A broken tooth can be a scary thing for some people but it doesn’t have to be if you trust the person who is fixing it.
I have had some conversations recently, both personally and professionally, regarding the issue of trust.
Trust is something that sometimes seems scarce in today’s modern world. While the internet is a valuable source of information it has also become a tremendous source of mis-information. The ultimate question is: how do you know what the real truth is? People today seem to think that an online search and a few skimmed articles make them an expert at any subject.
Farmington Village Dental recently had a new patient call us because a tooth had broken and was causing the patient pain. While we were able to accommodate this person’s schedule and get them in for an appointment right away, unfortunately this person’s visit with us did not go well and the tooth did not get fixed. Why would that happen when the patient was in pain and sought out our services? It was because this patient didn’t want us to take an x-ray and didn’t trust us that taking an x-ray was the right thing to do.
I get it. I really do. It appears like such a simple thing. After 18 years of being a dentist in Farmington, CT I can sometimes read patient’s thoughts like cartoon bubbles over their heads. In this case the thought was somewhere along the line of: “My tooth broke! This is simple. Just fix it and be done with it. You don’t need to do anything else.”
The problem is that it’s not that easy. A broken tooth isn’t like a broken end table where you just walk over, pick up a few tools and just fix it. Heck, even if you take your car in for a problem they always have to do “diagnostics” to see why the problem is happening in the first place. Sure, sometimes a broken tooth is the result of something you can pinpoint. Something simple like a baby banging their head into your mouth or a freak run in with a fork while you’re laughing out at dinner with your friends. Other times broken teeth happen and people don’t know why.

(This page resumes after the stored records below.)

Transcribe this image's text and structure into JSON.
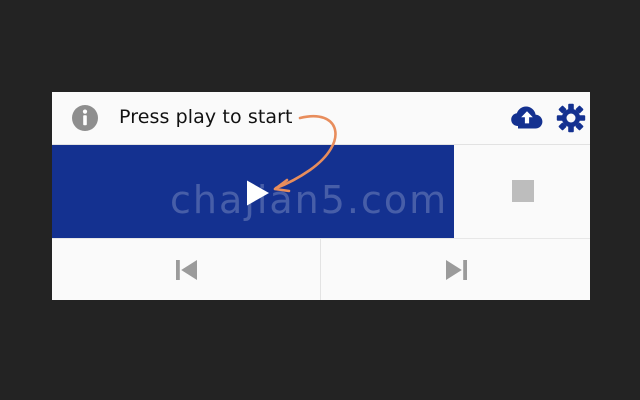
{
  "status": {
    "text": "Press play to start"
  },
  "icons": {
    "info": "info-icon",
    "upload": "cloud-upload-icon",
    "settings": "gear-icon",
    "play": "play-icon",
    "stop": "stop-icon",
    "previous": "skip-previous-icon",
    "next": "skip-next-icon"
  },
  "watermark": {
    "text": "chajian5.com"
  },
  "colors": {
    "primary": "#143190",
    "accent": "#e88d5c",
    "muted_icon": "#9b9b9b"
  }
}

Regardless of the circumstances surrounding why the tooth broke, the truth is that the tooth should still get an x-ray because more information is needed about the tooth that can’t simply be gathered with our two eyes (or our six eyes if you count our safety glasses and our loupes!). Don’t you want your dentist to do the right thing? What if there’s an abscess there or a fracture and we just fix the tooth and tell you that all is well? That’s malpractice!

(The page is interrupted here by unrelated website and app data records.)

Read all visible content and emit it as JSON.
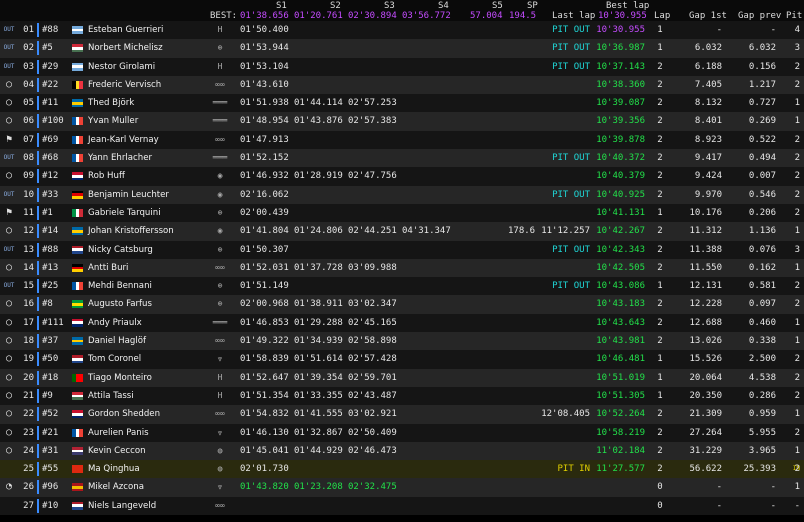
{
  "header": {
    "best_label": "BEST:",
    "s1": "S1",
    "s2": "S2",
    "s3": "S3",
    "s4": "S4",
    "s5": "S5",
    "sp": "SP",
    "best_s1": "01'38.656",
    "best_s2": "01'20.761",
    "best_s3": "02'30.894",
    "best_s4": "03'56.772",
    "best_s5": "57.004",
    "best_sp": "194.5",
    "last_lap": "Last lap",
    "best_lap": "Best lap",
    "best_lap_value": "10'30.955",
    "lap": "Lap",
    "gap1": "Gap 1st",
    "gapprev": "Gap prev",
    "pit": "Pit"
  },
  "colors": {
    "green": "#22e04a",
    "purple": "#c44cff",
    "pitout": "#1fd6d6",
    "pitin": "#e0d000",
    "bar": "#3a8cff"
  },
  "rows": [
    {
      "status": "OUT",
      "pos": "01",
      "num": "#88",
      "flag": "argentina",
      "name": "Esteban Guerrieri",
      "logo": "honda",
      "s1": "01'50.400",
      "s2": "",
      "s3": "",
      "s4": "",
      "s5": "",
      "sp": "",
      "last": "PIT OUT",
      "best": "10'30.955",
      "best_color": "purple",
      "lap": "1",
      "gap1": "-",
      "gapprev": "-",
      "pit": "4"
    },
    {
      "status": "OUT",
      "pos": "02",
      "num": "#5",
      "flag": "hungary",
      "name": "Norbert Michelisz",
      "logo": "hyundai",
      "s1": "01'53.944",
      "s2": "",
      "s3": "",
      "s4": "",
      "s5": "",
      "sp": "",
      "last": "PIT OUT",
      "best": "10'36.987",
      "best_color": "green",
      "lap": "1",
      "gap1": "6.032",
      "gapprev": "6.032",
      "pit": "3"
    },
    {
      "status": "OUT",
      "pos": "03",
      "num": "#29",
      "flag": "argentina",
      "name": "Nestor Girolami",
      "logo": "honda",
      "s1": "01'53.104",
      "s2": "",
      "s3": "",
      "s4": "",
      "s5": "",
      "sp": "",
      "last": "PIT OUT",
      "best": "10'37.143",
      "best_color": "green",
      "lap": "2",
      "gap1": "6.188",
      "gapprev": "0.156",
      "pit": "2"
    },
    {
      "status": "ring",
      "pos": "04",
      "num": "#22",
      "flag": "belgium",
      "name": "Frederic Vervisch",
      "logo": "audi",
      "s1": "01'43.610",
      "s2": "",
      "s3": "",
      "s4": "",
      "s5": "",
      "sp": "",
      "last": "",
      "best": "10'38.360",
      "best_color": "green",
      "lap": "2",
      "gap1": "7.405",
      "gapprev": "1.217",
      "pit": "2"
    },
    {
      "status": "ring",
      "pos": "05",
      "num": "#11",
      "flag": "sweden",
      "name": "Thed Björk",
      "logo": "lynk",
      "s1": "01'51.938",
      "s2": "01'44.114",
      "s3": "02'57.253",
      "s4": "",
      "s5": "",
      "sp": "",
      "last": "",
      "best": "10'39.087",
      "best_color": "green",
      "lap": "2",
      "gap1": "8.132",
      "gapprev": "0.727",
      "pit": "1"
    },
    {
      "status": "ring",
      "pos": "06",
      "num": "#100",
      "flag": "france",
      "name": "Yvan Muller",
      "logo": "lynk",
      "s1": "01'48.954",
      "s2": "01'43.876",
      "s3": "02'57.383",
      "s4": "",
      "s5": "",
      "sp": "",
      "last": "",
      "best": "10'39.356",
      "best_color": "green",
      "lap": "2",
      "gap1": "8.401",
      "gapprev": "0.269",
      "pit": "1"
    },
    {
      "status": "flag",
      "pos": "07",
      "num": "#69",
      "flag": "france",
      "name": "Jean-Karl Vernay",
      "logo": "audi",
      "s1": "01'47.913",
      "s2": "",
      "s3": "",
      "s4": "",
      "s5": "",
      "sp": "",
      "last": "",
      "best": "10'39.878",
      "best_color": "green",
      "lap": "2",
      "gap1": "8.923",
      "gapprev": "0.522",
      "pit": "2"
    },
    {
      "status": "OUT",
      "pos": "08",
      "num": "#68",
      "flag": "france",
      "name": "Yann Ehrlacher",
      "logo": "lynk",
      "s1": "01'52.152",
      "s2": "",
      "s3": "",
      "s4": "",
      "s5": "",
      "sp": "",
      "last": "PIT OUT",
      "best": "10'40.372",
      "best_color": "green",
      "lap": "2",
      "gap1": "9.417",
      "gapprev": "0.494",
      "pit": "2"
    },
    {
      "status": "ring",
      "pos": "09",
      "num": "#12",
      "flag": "uk",
      "name": "Rob Huff",
      "logo": "vw",
      "s1": "01'46.932",
      "s2": "01'28.919",
      "s3": "02'47.756",
      "s4": "",
      "s5": "",
      "sp": "",
      "last": "",
      "best": "10'40.379",
      "best_color": "green",
      "lap": "2",
      "gap1": "9.424",
      "gapprev": "0.007",
      "pit": "2"
    },
    {
      "status": "OUT",
      "pos": "10",
      "num": "#33",
      "flag": "germany",
      "name": "Benjamin Leuchter",
      "logo": "vw",
      "s1": "02'16.062",
      "s2": "",
      "s3": "",
      "s4": "",
      "s5": "",
      "sp": "",
      "last": "PIT OUT",
      "best": "10'40.925",
      "best_color": "green",
      "lap": "2",
      "gap1": "9.970",
      "gapprev": "0.546",
      "pit": "2"
    },
    {
      "status": "flag",
      "pos": "11",
      "num": "#1",
      "flag": "italy",
      "name": "Gabriele Tarquini",
      "logo": "hyundai",
      "s1": "02'00.439",
      "s2": "",
      "s3": "",
      "s4": "",
      "s5": "",
      "sp": "",
      "last": "",
      "best": "10'41.131",
      "best_color": "green",
      "lap": "1",
      "gap1": "10.176",
      "gapprev": "0.206",
      "pit": "2"
    },
    {
      "status": "ring",
      "pos": "12",
      "num": "#14",
      "flag": "sweden",
      "name": "Johan Kristoffersson",
      "logo": "vw",
      "s1": "01'41.804",
      "s2": "01'24.806",
      "s3": "02'44.251",
      "s4": "04'31.347",
      "s5": "",
      "sp": "178.6",
      "last": "11'12.257",
      "best": "10'42.267",
      "best_color": "green",
      "lap": "2",
      "gap1": "11.312",
      "gapprev": "1.136",
      "pit": "1"
    },
    {
      "status": "OUT",
      "pos": "13",
      "num": "#88",
      "flag": "netherlands",
      "name": "Nicky Catsburg",
      "logo": "hyundai",
      "s1": "01'50.307",
      "s2": "",
      "s3": "",
      "s4": "",
      "s5": "",
      "sp": "",
      "last": "PIT OUT",
      "best": "10'42.343",
      "best_color": "green",
      "lap": "2",
      "gap1": "11.388",
      "gapprev": "0.076",
      "pit": "3"
    },
    {
      "status": "ring",
      "pos": "14",
      "num": "#13",
      "flag": "germany",
      "name": "Antti Buri",
      "logo": "audi",
      "s1": "01'52.031",
      "s2": "01'37.728",
      "s3": "03'09.988",
      "s4": "",
      "s5": "",
      "sp": "",
      "last": "",
      "best": "10'42.505",
      "best_color": "green",
      "lap": "2",
      "gap1": "11.550",
      "gapprev": "0.162",
      "pit": "1"
    },
    {
      "status": "OUT",
      "pos": "15",
      "num": "#25",
      "flag": "france",
      "name": "Mehdi Bennani",
      "logo": "hyundai",
      "s1": "01'51.149",
      "s2": "",
      "s3": "",
      "s4": "",
      "s5": "",
      "sp": "",
      "last": "PIT OUT",
      "best": "10'43.086",
      "best_color": "green",
      "lap": "1",
      "gap1": "12.131",
      "gapprev": "0.581",
      "pit": "2"
    },
    {
      "status": "ring",
      "pos": "16",
      "num": "#8",
      "flag": "brazil",
      "name": "Augusto Farfus",
      "logo": "hyundai",
      "s1": "02'00.968",
      "s2": "01'38.911",
      "s3": "03'02.347",
      "s4": "",
      "s5": "",
      "sp": "",
      "last": "",
      "best": "10'43.183",
      "best_color": "green",
      "lap": "2",
      "gap1": "12.228",
      "gapprev": "0.097",
      "pit": "2"
    },
    {
      "status": "ring",
      "pos": "17",
      "num": "#111",
      "flag": "uk",
      "name": "Andy Priaulx",
      "logo": "lynk",
      "s1": "01'46.853",
      "s2": "01'29.288",
      "s3": "02'45.165",
      "s4": "",
      "s5": "",
      "sp": "",
      "last": "",
      "best": "10'43.643",
      "best_color": "green",
      "lap": "2",
      "gap1": "12.688",
      "gapprev": "0.460",
      "pit": "1"
    },
    {
      "status": "ring",
      "pos": "18",
      "num": "#37",
      "flag": "sweden",
      "name": "Daniel Haglöf",
      "logo": "audi",
      "s1": "01'49.322",
      "s2": "01'34.939",
      "s3": "02'58.898",
      "s4": "",
      "s5": "",
      "sp": "",
      "last": "",
      "best": "10'43.981",
      "best_color": "green",
      "lap": "2",
      "gap1": "13.026",
      "gapprev": "0.338",
      "pit": "1"
    },
    {
      "status": "ring",
      "pos": "19",
      "num": "#50",
      "flag": "netherlands",
      "name": "Tom Coronel",
      "logo": "cupra",
      "s1": "01'58.839",
      "s2": "01'51.614",
      "s3": "02'57.428",
      "s4": "",
      "s5": "",
      "sp": "",
      "last": "",
      "best": "10'46.481",
      "best_color": "green",
      "lap": "1",
      "gap1": "15.526",
      "gapprev": "2.500",
      "pit": "2"
    },
    {
      "status": "ring",
      "pos": "20",
      "num": "#18",
      "flag": "portugal",
      "name": "Tiago Monteiro",
      "logo": "honda",
      "s1": "01'52.647",
      "s2": "01'39.354",
      "s3": "02'59.701",
      "s4": "",
      "s5": "",
      "sp": "",
      "last": "",
      "best": "10'51.019",
      "best_color": "green",
      "lap": "1",
      "gap1": "20.064",
      "gapprev": "4.538",
      "pit": "2"
    },
    {
      "status": "ring",
      "pos": "21",
      "num": "#9",
      "flag": "hungary",
      "name": "Attila Tassi",
      "logo": "honda",
      "s1": "01'51.354",
      "s2": "01'33.355",
      "s3": "02'43.487",
      "s4": "",
      "s5": "",
      "sp": "",
      "last": "",
      "best": "10'51.305",
      "best_color": "green",
      "lap": "1",
      "gap1": "20.350",
      "gapprev": "0.286",
      "pit": "2"
    },
    {
      "status": "ring",
      "pos": "22",
      "num": "#52",
      "flag": "uk",
      "name": "Gordon Shedden",
      "logo": "audi",
      "s1": "01'54.832",
      "s2": "01'41.555",
      "s3": "03'02.921",
      "s4": "",
      "s5": "",
      "sp": "",
      "last": "12'08.405",
      "best": "10'52.264",
      "best_color": "green",
      "lap": "2",
      "gap1": "21.309",
      "gapprev": "0.959",
      "pit": "1"
    },
    {
      "status": "ring",
      "pos": "23",
      "num": "#21",
      "flag": "france",
      "name": "Aurelien Panis",
      "logo": "cupra",
      "s1": "01'46.130",
      "s2": "01'32.867",
      "s3": "02'50.409",
      "s4": "",
      "s5": "",
      "sp": "",
      "last": "",
      "best": "10'58.219",
      "best_color": "green",
      "lap": "2",
      "gap1": "27.264",
      "gapprev": "5.955",
      "pit": "2"
    },
    {
      "status": "ring",
      "pos": "24",
      "num": "#31",
      "flag": "usa",
      "name": "Kevin Ceccon",
      "logo": "alfa",
      "s1": "01'45.041",
      "s2": "01'44.929",
      "s3": "02'46.473",
      "s4": "",
      "s5": "",
      "sp": "",
      "last": "",
      "best": "11'02.184",
      "best_color": "green",
      "lap": "2",
      "gap1": "31.229",
      "gapprev": "3.965",
      "pit": "1"
    },
    {
      "status": "IN",
      "pos": "25",
      "num": "#55",
      "flag": "china",
      "name": "Ma Qinghua",
      "logo": "alfa",
      "s1": "02'01.730",
      "s2": "",
      "s3": "",
      "s4": "",
      "s5": "",
      "sp": "",
      "last": "PIT IN",
      "best": "11'27.577",
      "best_color": "green",
      "lap": "2",
      "gap1": "56.622",
      "gapprev": "25.393",
      "pit": "2"
    },
    {
      "status": "clock",
      "pos": "26",
      "num": "#96",
      "flag": "spain",
      "name": "Mikel Azcona",
      "logo": "cupra",
      "s1": "01'43.820",
      "s2": "01'23.208",
      "s3": "02'32.475",
      "s4": "",
      "s5": "",
      "sp": "",
      "last": "",
      "best": "",
      "best_color": "green",
      "lap": "0",
      "gap1": "-",
      "gapprev": "-",
      "pit": "1",
      "green_sectors": true
    },
    {
      "status": "none",
      "pos": "27",
      "num": "#10",
      "flag": "netherlands",
      "name": "Niels Langeveld",
      "logo": "audi",
      "s1": "",
      "s2": "",
      "s3": "",
      "s4": "",
      "s5": "",
      "sp": "",
      "last": "",
      "best": "",
      "best_color": "green",
      "lap": "0",
      "gap1": "-",
      "gapprev": "-",
      "pit": "-"
    }
  ]
}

I can’t give you the proper options on how you can fix your broken tooth until I have aIl of the necessary information about that tooth. I have seen way too many weird things in my career to let these things slide. I have seen people have seemingly innocent little broken teeth that have large abscesses. I have seen people with an innocent little broken tooth that years later abscessed. How would I know if that abscess wasn’t there initially, if I didn’t have an x-ray from the time of the incident?
Getting back to the patient I referenced earlier… This patient had legitimate concerns about radiation safety and we happily answered all questions. Unfortunately, what it all came down to was that this patient had had broken teeth in the past and went to dentists who just fixed the broken teeth. Those dental offices honored the patient’s wishes to avoid the x-ray and they made the patient happy but frankly they didn’t do this patient any favors. Those dentists in this patient’s past did the wrong thing, and now this person will not trust anyone who is trying to do the right thing.
If you’re looking for a dentist in Farmington, CT we are happily accepting new patients. Please call us at 860-676-2288 to schedule an appointment today.